Medical Miracles: Doctors, Saints and Healing in the Modern World
Beginning with her experience, as a hematologist, in a case of leukemia that was applied as a miracle for the cause of Canada’s first saint, Duffin will trace her work, as a historian, in the canonization files of the Vatican. She examined more than 1400 miracles used for 400 canonizations from the late 16thC to 2000. To her surprise, almost all (>96%) were healings of physical illness for which up-to-date medicine had also been used. The study generated insights into the use of the Vatican archives as a source for medical history, and it lead her to a reappreciation of the parallels between religion and medicine.

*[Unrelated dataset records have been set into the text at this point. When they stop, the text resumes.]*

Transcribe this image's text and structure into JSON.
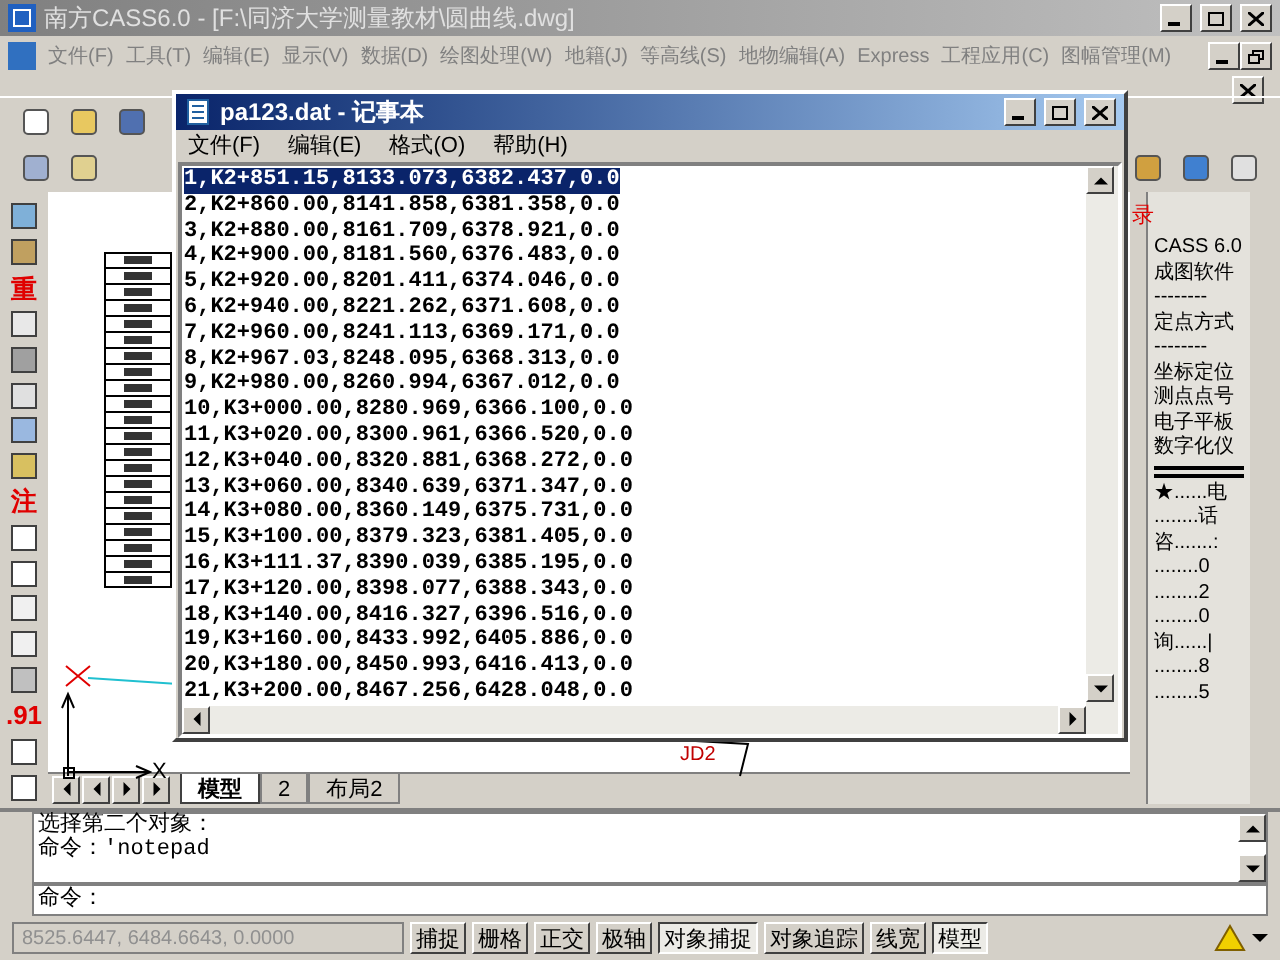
{
  "app_title": "南方CASS6.0 - [F:\\同济大学测量教材\\圆曲线.dwg]",
  "menu": [
    "文件(F)",
    "工具(T)",
    "编辑(E)",
    "显示(V)",
    "数据(D)",
    "绘图处理(W)",
    "地籍(J)",
    "等高线(S)",
    "地物编辑(A)",
    "Express",
    "工程应用(C)",
    "图幅管理(M)"
  ],
  "left_toolbar_glyphs": [
    "重",
    "注",
    ".91"
  ],
  "drawing": {
    "point_label": "JD2",
    "axis_label": "X"
  },
  "right_panel": {
    "side_mark": "录",
    "items": [
      {
        "kind": "text",
        "text": "CASS 6.0"
      },
      {
        "kind": "text",
        "text": "成图软件"
      },
      {
        "kind": "text",
        "text": "--------"
      },
      {
        "kind": "text",
        "text": "定点方式"
      },
      {
        "kind": "text",
        "text": "--------"
      },
      {
        "kind": "text",
        "text": "坐标定位"
      },
      {
        "kind": "text",
        "text": "测点点号"
      },
      {
        "kind": "text",
        "text": "电子平板"
      },
      {
        "kind": "text",
        "text": "数字化仪"
      },
      {
        "kind": "rule"
      },
      {
        "kind": "text",
        "text": "★......电"
      },
      {
        "kind": "text",
        "text": "........话"
      },
      {
        "kind": "text",
        "text": "咨.......:"
      },
      {
        "kind": "text",
        "text": "........0"
      },
      {
        "kind": "text",
        "text": "........2"
      },
      {
        "kind": "text",
        "text": "........0"
      },
      {
        "kind": "text",
        "text": "询......|"
      },
      {
        "kind": "text",
        "text": "........8"
      },
      {
        "kind": "text",
        "text": "........5"
      }
    ]
  },
  "notepad": {
    "title": "pa123.dat - 记事本",
    "menu": [
      "文件(F)",
      "编辑(E)",
      "格式(O)",
      "帮助(H)"
    ],
    "lines": [
      {
        "text": "1,K2+851.15,8133.073,6382.437,0.0",
        "selected": true
      },
      {
        "text": "2,K2+860.00,8141.858,6381.358,0.0",
        "selected": false
      },
      {
        "text": "3,K2+880.00,8161.709,6378.921,0.0",
        "selected": false
      },
      {
        "text": "4,K2+900.00,8181.560,6376.483,0.0",
        "selected": false
      },
      {
        "text": "5,K2+920.00,8201.411,6374.046,0.0",
        "selected": false
      },
      {
        "text": "6,K2+940.00,8221.262,6371.608,0.0",
        "selected": false
      },
      {
        "text": "7,K2+960.00,8241.113,6369.171,0.0",
        "selected": false
      },
      {
        "text": "8,K2+967.03,8248.095,6368.313,0.0",
        "selected": false
      },
      {
        "text": "9,K2+980.00,8260.994,6367.012,0.0",
        "selected": false
      },
      {
        "text": "10,K3+000.00,8280.969,6366.100,0.0",
        "selected": false
      },
      {
        "text": "11,K3+020.00,8300.961,6366.520,0.0",
        "selected": false
      },
      {
        "text": "12,K3+040.00,8320.881,6368.272,0.0",
        "selected": false
      },
      {
        "text": "13,K3+060.00,8340.639,6371.347,0.0",
        "selected": false
      },
      {
        "text": "14,K3+080.00,8360.149,6375.731,0.0",
        "selected": false
      },
      {
        "text": "15,K3+100.00,8379.323,6381.405,0.0",
        "selected": false
      },
      {
        "text": "16,K3+111.37,8390.039,6385.195,0.0",
        "selected": false
      },
      {
        "text": "17,K3+120.00,8398.077,6388.343,0.0",
        "selected": false
      },
      {
        "text": "18,K3+140.00,8416.327,6396.516,0.0",
        "selected": false
      },
      {
        "text": "19,K3+160.00,8433.992,6405.886,0.0",
        "selected": false
      },
      {
        "text": "20,K3+180.00,8450.993,6416.413,0.0",
        "selected": false
      },
      {
        "text": "21,K3+200.00,8467.256,6428.048,0.0",
        "selected": false
      }
    ]
  },
  "tabs": [
    {
      "label": "模型",
      "selected": true
    },
    {
      "label": "2",
      "selected": false
    },
    {
      "label": "布局2",
      "selected": false
    }
  ],
  "command": {
    "history": [
      "选择第二个对象：",
      "命令：'notepad"
    ],
    "prompt": "命令："
  },
  "status": {
    "coords": "8525.6447, 6484.6643, 0.0000",
    "toggles": [
      {
        "label": "捕捉",
        "on": false
      },
      {
        "label": "栅格",
        "on": false
      },
      {
        "label": "正交",
        "on": false
      },
      {
        "label": "极轴",
        "on": false
      },
      {
        "label": "对象捕捉",
        "on": true
      },
      {
        "label": "对象追踪",
        "on": false
      },
      {
        "label": "线宽",
        "on": false
      },
      {
        "label": "模型",
        "on": true
      }
    ]
  }
}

Jacalyn Duffin, MD, PhD is a hematologist and historian who has occupied the Hannah Chair of the History of Medicine at Queen’s University since 1988. A former president of both the American Association for the History of Medicine and the Canadian Society for the History of Medicine, she is the author of eight books and many articles, holds several awards, and is a Fellow of the Royal Society of Canada and the Canadian Academy of Health Sciences. Her research focuses on disease, technology, religion, and health policy.

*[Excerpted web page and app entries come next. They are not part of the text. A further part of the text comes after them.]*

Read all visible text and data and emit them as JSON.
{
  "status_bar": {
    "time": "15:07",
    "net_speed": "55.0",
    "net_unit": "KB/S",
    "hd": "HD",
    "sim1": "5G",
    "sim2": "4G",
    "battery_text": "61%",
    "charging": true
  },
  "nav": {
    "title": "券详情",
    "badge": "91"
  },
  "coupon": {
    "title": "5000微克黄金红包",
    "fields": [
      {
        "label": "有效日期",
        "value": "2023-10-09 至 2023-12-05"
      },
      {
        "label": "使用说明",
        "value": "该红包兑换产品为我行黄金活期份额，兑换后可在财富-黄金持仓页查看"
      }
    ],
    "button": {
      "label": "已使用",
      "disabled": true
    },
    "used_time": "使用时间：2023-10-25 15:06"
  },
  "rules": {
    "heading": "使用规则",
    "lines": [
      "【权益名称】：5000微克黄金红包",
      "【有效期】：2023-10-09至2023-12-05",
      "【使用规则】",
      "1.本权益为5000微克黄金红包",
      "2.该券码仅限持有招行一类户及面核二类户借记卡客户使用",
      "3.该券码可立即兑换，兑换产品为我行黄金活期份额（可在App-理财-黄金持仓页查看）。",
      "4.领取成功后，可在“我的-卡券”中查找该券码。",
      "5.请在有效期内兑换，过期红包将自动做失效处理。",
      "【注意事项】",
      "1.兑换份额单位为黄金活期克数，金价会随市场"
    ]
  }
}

Ekaterina Lomperis is a PhD candidate in Theology at the University of Chicago Divinity School. Her dissertation explores the development of Christian religious understandings of illness, medicine, and healing in the early modern era. Her work has been supported by the National Endowment for Humanities, Princeton’s Center for Theological Inquiry, and the Sixteenth Century Society. She is a co-author of Medicine and Religion: Texts and Contexts, to be published this year by the Johns Hopkins University Press.